LONDON – Europe is once again divided between East and West – only this time the fault line runs through the European Union. The eastern members – most notably Poland and the Baltic states – are clinging fast to the EU in the face of Russian aggression. At the other geographic and political extreme, the United Kingdom is threatening to walk out on Europe for good. Decisions being taken today on Europe's eastern and western peripheries are likely to shape a new balance of power.
It is not difficult to imagine Europe after a British withdrawal: a French-German axis in control, Russia empowered, America bypassing a now-weakened Britain, pro-EU Scotland threatening once again to leave the UK, and England turning inward as Euroskeptics convince themselves that Britain always is strongest when alone.

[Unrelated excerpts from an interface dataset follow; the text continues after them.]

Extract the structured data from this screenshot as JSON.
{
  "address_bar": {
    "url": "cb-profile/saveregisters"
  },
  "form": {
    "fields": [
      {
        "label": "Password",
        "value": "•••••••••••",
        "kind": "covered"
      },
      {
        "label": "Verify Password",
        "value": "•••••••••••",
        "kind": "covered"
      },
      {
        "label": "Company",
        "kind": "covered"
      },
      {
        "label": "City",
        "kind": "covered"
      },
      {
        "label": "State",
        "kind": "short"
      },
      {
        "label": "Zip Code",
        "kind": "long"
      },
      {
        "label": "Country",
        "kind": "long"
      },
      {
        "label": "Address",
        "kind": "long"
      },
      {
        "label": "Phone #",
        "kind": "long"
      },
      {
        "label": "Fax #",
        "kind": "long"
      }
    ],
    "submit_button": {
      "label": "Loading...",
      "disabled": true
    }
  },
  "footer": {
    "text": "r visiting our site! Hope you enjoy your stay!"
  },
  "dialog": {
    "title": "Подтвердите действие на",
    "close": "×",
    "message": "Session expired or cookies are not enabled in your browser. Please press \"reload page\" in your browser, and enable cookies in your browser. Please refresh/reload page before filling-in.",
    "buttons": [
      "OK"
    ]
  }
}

And, given the effects of UK Euroskepticism so far, no crystal ball is needed to foresee the impact on Britain of withdrawal from the EU. As former European Commission President José Manuel Barroso put it in December, “I have never seen in all my years in the European Council…a big country as isolated as Britain."

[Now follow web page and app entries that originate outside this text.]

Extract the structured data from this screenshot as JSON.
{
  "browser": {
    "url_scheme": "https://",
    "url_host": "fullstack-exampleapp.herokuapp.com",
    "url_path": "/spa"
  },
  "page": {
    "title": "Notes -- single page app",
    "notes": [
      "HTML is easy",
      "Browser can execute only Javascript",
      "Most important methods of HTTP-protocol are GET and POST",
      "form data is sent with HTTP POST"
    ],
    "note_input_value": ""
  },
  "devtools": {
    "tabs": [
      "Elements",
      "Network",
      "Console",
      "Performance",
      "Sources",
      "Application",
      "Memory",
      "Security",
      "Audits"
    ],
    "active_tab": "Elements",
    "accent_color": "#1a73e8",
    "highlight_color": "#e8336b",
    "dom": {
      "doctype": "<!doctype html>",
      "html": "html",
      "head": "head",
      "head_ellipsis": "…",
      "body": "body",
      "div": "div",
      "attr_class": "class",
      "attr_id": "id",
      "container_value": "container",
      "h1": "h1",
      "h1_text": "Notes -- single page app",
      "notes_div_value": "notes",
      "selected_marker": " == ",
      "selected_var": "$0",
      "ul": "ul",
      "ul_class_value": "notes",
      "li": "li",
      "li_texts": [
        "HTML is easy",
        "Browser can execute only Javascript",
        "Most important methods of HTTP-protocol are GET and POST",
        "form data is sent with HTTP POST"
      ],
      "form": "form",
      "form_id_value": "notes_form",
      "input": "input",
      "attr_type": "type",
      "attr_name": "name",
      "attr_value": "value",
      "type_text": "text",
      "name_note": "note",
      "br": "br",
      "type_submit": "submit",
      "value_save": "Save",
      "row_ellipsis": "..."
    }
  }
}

Indeed, the UK is now a fringe player in deciding a European growth strategy; marginal to trade debates that it used to lead; and, despite being a big lender, almost irrelevant to the future of Greece. And now, though Britain was a signatory of the 1994 Budapest Memorandum guaranteeing Ukrainian independence, only France and Germany attend any serious negotiations. British ministers want it both ways: “Russia must be countered by even greater European unity," they say. “But, by the way, we may be leaving."